By Century's End, With 10 Billion People, Earth Could Be a "Hellhole"

A British computational scientist has built a presentation reminiscent of Al Gore's An Inconvenient Truth, this time showing the consequences of the Earth's population boom. 

What's the Latest Development?

Stephen Emmott, head of computational science at Microsoft Research in Cambridge, UK, and professor of computational science at Oxford, UK, has built a 75-minute presentation called Ten Billion, in which he forecasts what the world might be like if current environmental degradation and population expansion continues until the end of the century. Perhaps reminiscent of Al Gore's An Inconvenient Truth, the figures Emmott presents are startling: "A global population that was 1 billion in 1800 and 4 billion in 1980 will probably have grown to 10 billion by the end of this century; the demand for food will have doubled by 2050; food production already accounts for 30% of greenhouse gases – more than manufacturing or transport..."

What's the Big Idea?

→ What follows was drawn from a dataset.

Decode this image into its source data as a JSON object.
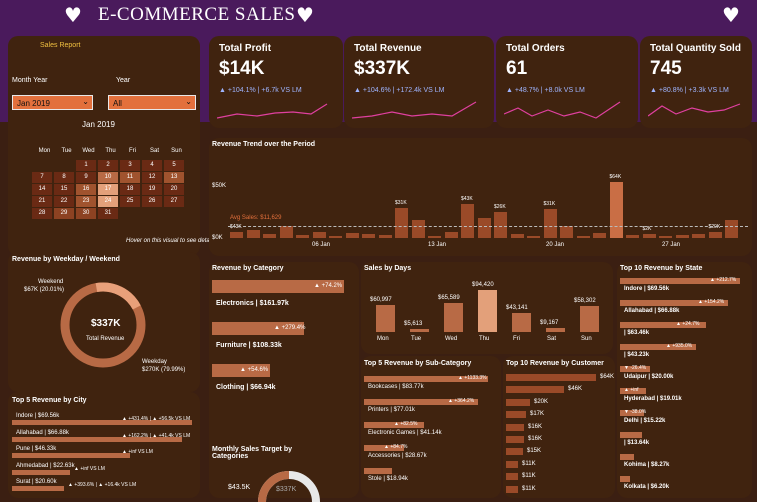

"...a world population of 10 billion will need 960 new dams, each of them the size of the world's largest in China's Three Gorges, plus 15,000 nuclear power stations and/or...11 million wind farms." Describing himself as a rational pessimist, Emmott says of possible solutions to the impending crisis: "We're fucked." The problem, it seems, is our inability to locate blame within ourselves. If an asteroid were hurtling toward the Earth, the world's resources would quickly be marshaled to alter the asteroid's path or mitigate its damage. "But there is no asteroid. The problem is us."

Photo credit:

A dark matter hurricane is crashing into Earth

Giving our solar system a "slap in the face"

Surprising Science
  • A stream of galactic debris is hurtling at us, pulling dark matter along with it
  • It's traveling so quickly it's been described as a hurricane of dark matter
  • Scientists are excited to set their particle detectors at the onslffaught
Keep reading Show less

Are we all multiple personalities of universal consciousness?

Bernardo Kastrup proposes a new ontology he calls “idealism” built on panpsychism, the idea that everything in the universe contains consciousness. He solves problems with this philosophy by adding a new suggestion: The universal mind has dissociative identity disorder.

We’re all one mind in "idealism." (Credit: Alex Grey)
Mind & Brain

There’s a reason they call it the “hard problem.” Consciousness: Where is it? What is it? No one single perspective seems to be able to answer all the questions we have about consciousness. Now Bernardo Kastrup thinks he’s found one. He calls his ontology idealism, and according to idealism, all of us and all we perceive are manifestations of something very much like a cosmic-scale dissociative identity disorder (DID). He suggests there’s an all-encompassing universe-wide consciousness, it has multiple personalities, and we’re them.

Keep reading Show less

California wildfires death toll climbs to 50

Firefighters in California are still struggling to contain several wildfires nearly one week after they broke out.

(Photo by Elijah Nouvelage/Getty Images)
Politics & Current Affairs
  • Hundreds of people are still missing after three wildfires spread across Northern and Southern California last week.
  • 48 of the 50 deaths occurred after the Camp Fire blazed through the town of Paradise, north of Sacramento.
  • On Tuesday night, a fourth wildfire broke out, though it's mostly contained.
Keep reading Show less